In this work we explore large-scale parallel rendering on HPC systems. The major deployment platform for this work is the scalable rendering library IceT, which is made freely available. Our main approach is a technique known as sort-last parallel rendering, but along the way we introduce several simple to implement but powerful modifications that greatly improve the efficiency including minimal copy image interlacing for better load balancing and telescoping compositing for arbitrary job sizes. Visit the IceT project page for access to the software, documentation, and further papers and information on scalable rendering. For users more interested in easy to read and edit code than high efficiency, we also provide the miniGraphics miniapp.
"Comparing Binary-Swap Algorithms for Odd Factors of Processes." Kenneth Moreland. In Proceedings of the 8th IEEE Symposium on Large Data Analysis and Visualization (LDAV). October 2018. DOI 10.1109/LDAV.2018.8739210.
A key component of most large-scale rendering systems is a parallel image compositing algorithm, and the most commonly used compositing algorithms are binary swap and its variants. Although shown to be very efficient, one of the classic limitations of binary swap is that it only works on a number of processes that is a perfect power of 2. Multiple variations of binary swap have been independently introduced to overcome this limitation and handle process counts that have factors that are not 2. To date, few of these approaches have been directly compared against each other, making it unclear which approach is best. This paper presents a fresh implementation of each of these methods using a common software framework to make them directly comparable. These methods to run binary swap with odd factors are directly compared. The results show that some simple compositing approaches work as well or better than more complex algorithms that are more difficult to implement.
Here are the slides used to present this material. The slides really need a narrator to explain the algorithms, but they have nice animations that help describe the content.
The software used for testing in this paper is being made available in the miniGraphics miniapp, which is released as open-source software and is made available through a GitHub repository. The experiments were specifically performed with the repository at SHA 50630f9 with the exception of the 234-composite algorithm (which was implemented afterward). These use the code at SHA 4e647c2. If you really want to replicate the exact same code for reproducibility, you can download this exact version. For most purposes, though, you are probably better off with the latest version of miniGraphics.
For those interested in exploring the data collected by the reported experiments more thoroughly, I also post all the log files collected through the experiments here. The miniGraphics application writes out its timing measurements in yaml format. Because these timing logs can get verbose, each are compressed with gzip.

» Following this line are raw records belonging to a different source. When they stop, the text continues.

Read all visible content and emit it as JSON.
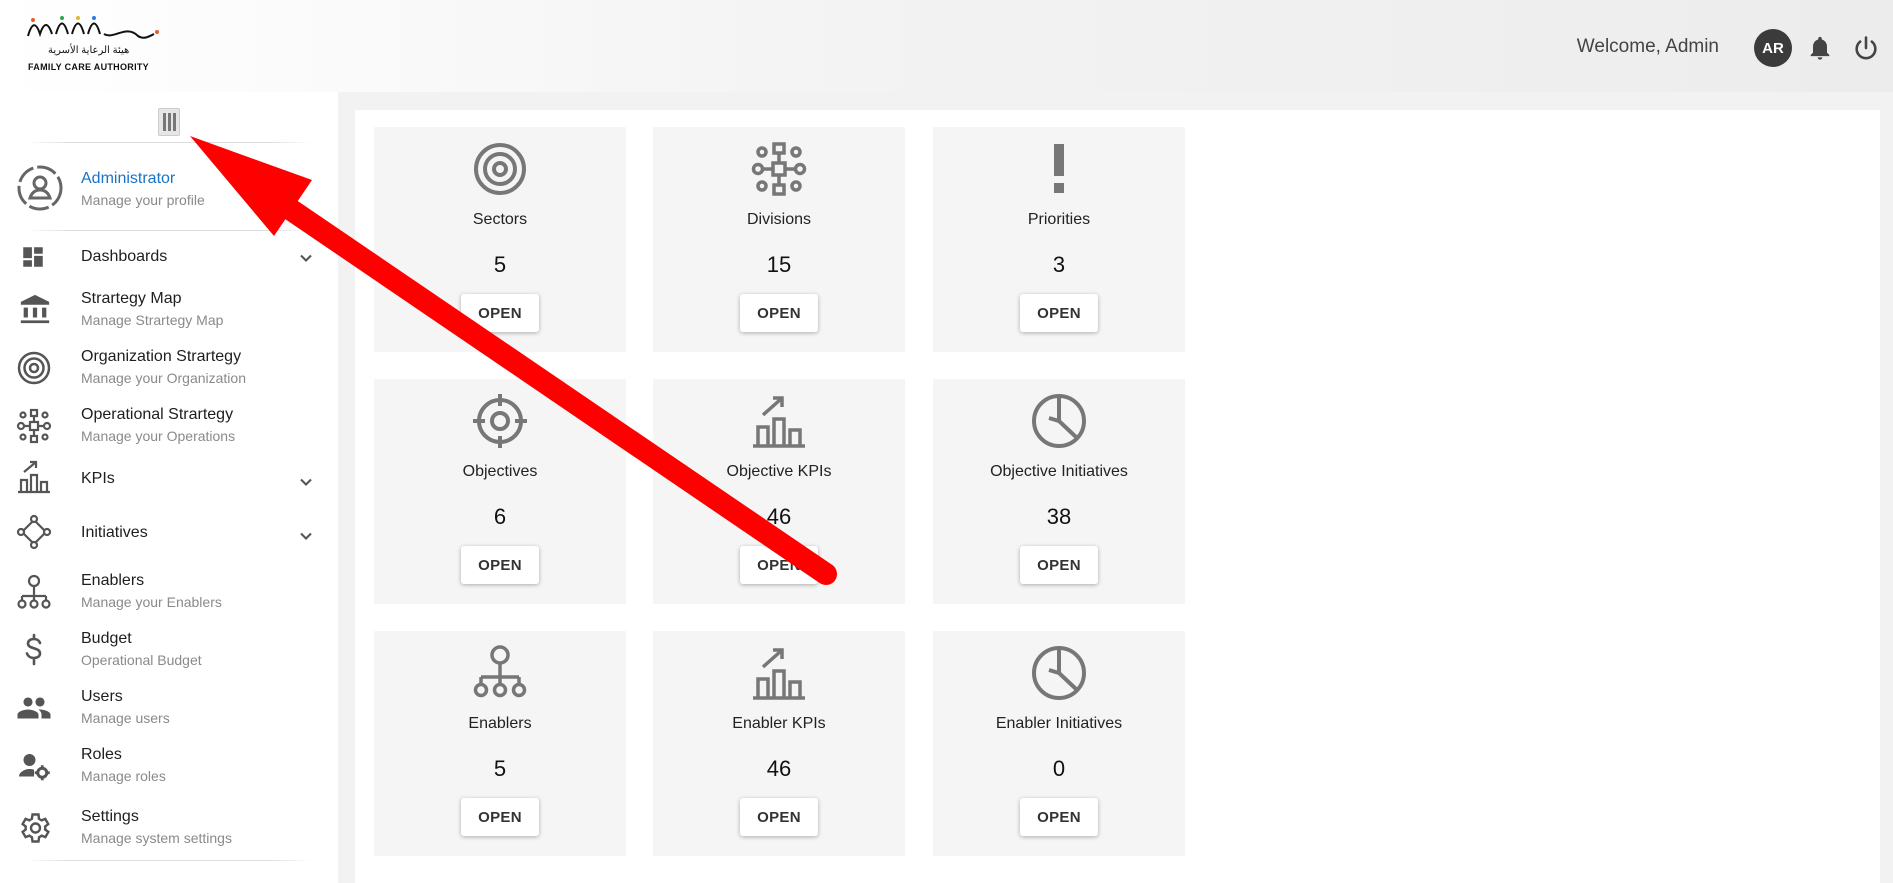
{
  "header": {
    "logo_ar": "هيئة الرعاية الأسرية",
    "logo_en": "FAMILY CARE AUTHORITY",
    "welcome": "Welcome,  Admin",
    "avatar_initials": "AR",
    "notification_icon": "bell-icon",
    "logout_icon": "power-icon"
  },
  "sidebar": {
    "items": [
      {
        "label": "Administrator",
        "sub": "Manage your profile",
        "icon": "user-circle-icon",
        "active": true
      },
      {
        "label": "Dashboards",
        "sub": "",
        "icon": "dashboard-icon",
        "expandable": true
      },
      {
        "label": "Strartegy Map",
        "sub": "Manage Strartegy Map",
        "icon": "institution-icon"
      },
      {
        "label": "Organization Strartegy",
        "sub": "Manage your Organization",
        "icon": "target-icon"
      },
      {
        "label": "Operational Strartegy",
        "sub": "Manage your Operations",
        "icon": "network-icon"
      },
      {
        "label": "KPIs",
        "sub": "",
        "icon": "kpi-chart-icon",
        "expandable": true
      },
      {
        "label": "Initiatives",
        "sub": "",
        "icon": "initiatives-icon",
        "expandable": true
      },
      {
        "label": "Enablers",
        "sub": "Manage your Enablers",
        "icon": "hierarchy-icon"
      },
      {
        "label": "Budget",
        "sub": "Operational Budget",
        "icon": "dollar-icon"
      },
      {
        "label": "Users",
        "sub": "Manage users",
        "icon": "users-icon"
      },
      {
        "label": "Roles",
        "sub": "Manage roles",
        "icon": "user-gear-icon"
      },
      {
        "label": "Settings",
        "sub": "Manage system settings",
        "icon": "gear-icon"
      }
    ]
  },
  "cards": [
    {
      "title": "Sectors",
      "count": "5",
      "button": "OPEN",
      "icon": "target-icon"
    },
    {
      "title": "Divisions",
      "count": "15",
      "button": "OPEN",
      "icon": "network-icon"
    },
    {
      "title": "Priorities",
      "count": "3",
      "button": "OPEN",
      "icon": "exclamation-icon"
    },
    {
      "title": "Objectives",
      "count": "6",
      "button": "OPEN",
      "icon": "crosshair-icon"
    },
    {
      "title": "Objective KPIs",
      "count": "46",
      "button": "OPEN",
      "icon": "kpi-chart-icon"
    },
    {
      "title": "Objective Initiatives",
      "count": "38",
      "button": "OPEN",
      "icon": "pie-icon"
    },
    {
      "title": "Enablers",
      "count": "5",
      "button": "OPEN",
      "icon": "hierarchy-icon"
    },
    {
      "title": "Enabler KPIs",
      "count": "46",
      "button": "OPEN",
      "icon": "kpi-chart-icon"
    },
    {
      "title": "Enabler Initiatives",
      "count": "0",
      "button": "OPEN",
      "icon": "pie-icon"
    }
  ],
  "annotation": {
    "color": "#ff0000"
  }
}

The figures in the paper are created in Python using pandas and toyplot modules. I also execute the Python script in Jupyter notebooks. These notebooks are provided for you to either directly run, copy into your own scripts, or use as inspiration for whatever processing you prefer.
"An Image Compositing Solution at Scale." Kenneth Moreland, Wesley Kendall, Tom Peterka, and Jian Huang. In Proceedings of 2011 International Conference for High Performance Computing, Networking, Storage and Analysis (SC '11). November 2011. DOI 10.1145/2063384.2063417.
The only proven method for performing distributed-memory parallel rendering at large scales, tens of thousands of nodes, is a class of algorithms called sort last. The fundamental operation of sort-last parallel rendering is an image composite, which combines a collection of images generated independently on each node into a single blended image. Over the years numerous image compositing algorithms have been proposed as well as several enhancements and rendering modes to these core algorithms. However, the testing of these image compositing algorithms has been with an arbitrary set of enhancements, if any are applied at all. In this paper we take a leading production-quality image compositing framework, IceT, and use it as a testing framework for the leading image compositing algorithms of today. As we scale IceT to ever increasing job sizes, we consider the image compositing systems holistically, incorporate numerous optimizations, and discover several improvements to the process never considered before. We conclude by demonstrating our solution on 64K cores of the Intrepid BlueGene/P at Argonne National Laboratories.
You can download the artifacts generated for this paper. This is a collection of the raw timing data collected during the scaling studies.
"Sort-Last Parallel Rendering for Viewing Extremely Large Data Sets on Tile Displays." Kenneth Moreland, Brian Wylie, and Constantine Pavlakos. In Proceedings of IEEE 2001 Symposium on Parallel and Large-Data Visualization and Graphics, October 2001, pp. 85–92.
Due to the impressive price-performance of today’s PC- based graphics accelerator cards, Sandia National Laboratories is attempting to use PC clusters to render extremely large data sets in interactive applications. This paper describes a sort-last parallel rendering system running on a PC cluster that is capable of rendering enormous amounts of geometry onto high-resolution tile displays by taking advantage of the spatial coherency that is inherent in our data. Furthermore, it is capable of scaling to larger sized input data or higher resolution displays by increasing the size of the cluster. Our prototype is now capable of rendering 120 million triangles per second on a 12 mega-pixel display.